Step Up club extends science opportunities to younger students


Emma Ka

Officers of the Step Up club present all the STEM courses offered at Amador and give advice to members interested in taking them.

Emma Ka, Staff Writer

This year, as part of their mission to promote gender equality in STEM, Amador Valley Step Up is organizing a contest for elementary and middle school students. The club hopes to foster an interest in science early on by inviting those interested to create a video or presentation about any science subject, current event, or recent development. 

“I attended a lot of math and computer science competitions when I was in middle school. However, I noticed the disparity between the number of women and men and definitely felt more left out. I remember being unable to join a group during the team competition for Mathcounts since the boys wanted other boys who were the same ‘level,’” said Joanna Zhu (‘22), President of Step Up.

AV Step Up was started in 2019 in an effort to inspire young women to pursue careers in STEM and to overcome the underrepresentation they face in the field. Traditionally, the club holds an annual competition in April called Girls Mathletics, inviting girls to solve challenging questions in both individual and team rounds. However, as they wanted to preserve safe COVID-19 health guidelines this year, they opted for an online contest instead.

“I wanted to create a competition that middle-school me would’ve loved and begin building communities for girls and non-binary members starting from a young age,” said Zhu.

Despite significant progress in the development of gender equality, women’s access to education and opportunities in the workforce remain severely limited for STEM. According to the US Bureau of Labor Statistics, women only make up 28% of the workforce — 48% as biological scientists, 25.2% in computer and mathematical occupations, and only 16.5% as engineers. 

“I think as a high school club, we’re doing our part on a local level with these mini projects and contests. It’s a great way for us high school students with similar interests to support each other and also reach out to younger girls. I hope that with all the organizations working towards this goal, we will see an increase in proportions in the future,” said Isabelle Lo (‘23), officer of Step Up.

Aside from providing more opportunities through competitions, AV Step Up also invites empowering female guest speakers and introduces additional opportunities to members such as summer camps and extracurricular activities. All of this is to fulfill their primary goal of creating a safe, supportive community for girls here at Amador. To achieve this, officers and older members of the club seek to build connections with younger students as well. 

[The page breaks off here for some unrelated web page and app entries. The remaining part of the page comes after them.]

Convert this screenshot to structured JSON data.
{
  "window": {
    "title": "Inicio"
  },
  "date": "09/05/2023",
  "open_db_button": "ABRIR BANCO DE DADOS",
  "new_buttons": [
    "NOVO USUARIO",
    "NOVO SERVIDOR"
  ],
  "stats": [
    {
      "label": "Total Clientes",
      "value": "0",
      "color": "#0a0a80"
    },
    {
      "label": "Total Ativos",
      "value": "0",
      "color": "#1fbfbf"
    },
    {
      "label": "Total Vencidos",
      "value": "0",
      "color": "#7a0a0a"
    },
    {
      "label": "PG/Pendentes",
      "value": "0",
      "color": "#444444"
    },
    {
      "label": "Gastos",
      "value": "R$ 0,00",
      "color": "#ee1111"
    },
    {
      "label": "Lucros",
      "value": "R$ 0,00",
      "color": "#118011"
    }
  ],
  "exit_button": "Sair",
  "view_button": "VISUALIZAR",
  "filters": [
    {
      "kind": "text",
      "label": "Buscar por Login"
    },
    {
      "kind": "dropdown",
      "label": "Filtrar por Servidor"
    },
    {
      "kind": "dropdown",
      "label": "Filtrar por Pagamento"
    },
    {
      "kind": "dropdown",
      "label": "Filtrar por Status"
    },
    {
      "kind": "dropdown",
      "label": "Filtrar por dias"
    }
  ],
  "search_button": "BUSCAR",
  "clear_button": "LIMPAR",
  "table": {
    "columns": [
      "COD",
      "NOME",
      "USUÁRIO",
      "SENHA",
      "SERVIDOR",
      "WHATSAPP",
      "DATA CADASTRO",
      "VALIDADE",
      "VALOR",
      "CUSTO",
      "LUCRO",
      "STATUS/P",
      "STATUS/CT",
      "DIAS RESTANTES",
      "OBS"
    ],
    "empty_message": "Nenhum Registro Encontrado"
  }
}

“I want to help the next generation of scientists and mathematicians because they’re an integral part of our future, and I wish I had some kind of guidance back then. If they need someone to look to when they feel lost, Step Up is there for them,” said club member Myra Qin (‘23)

Step Up club is an extension of a national program dedicated to providing mentorship and classroom lessons for young women to encourage them to pursue undergraduate physics. Mrs. Barnett Dreyfuss, who teaches AP Physics C here at Amador, is the ambassador program coordinator.

“I would encourage them to try a physics class. There’s a lot to read about it, Youtube videos and articles that go way up in the subject. It can be really putting-off — that looks too hard, I don’t want to do that. But there are a lot of science communicators that want to get physics available to everybody, so finding a few people you connect well with or you understand what they’re explaining and just learning more about it because physics is everywhere and in every field,” said Bree Barnett Dreyfuss, physics teacher.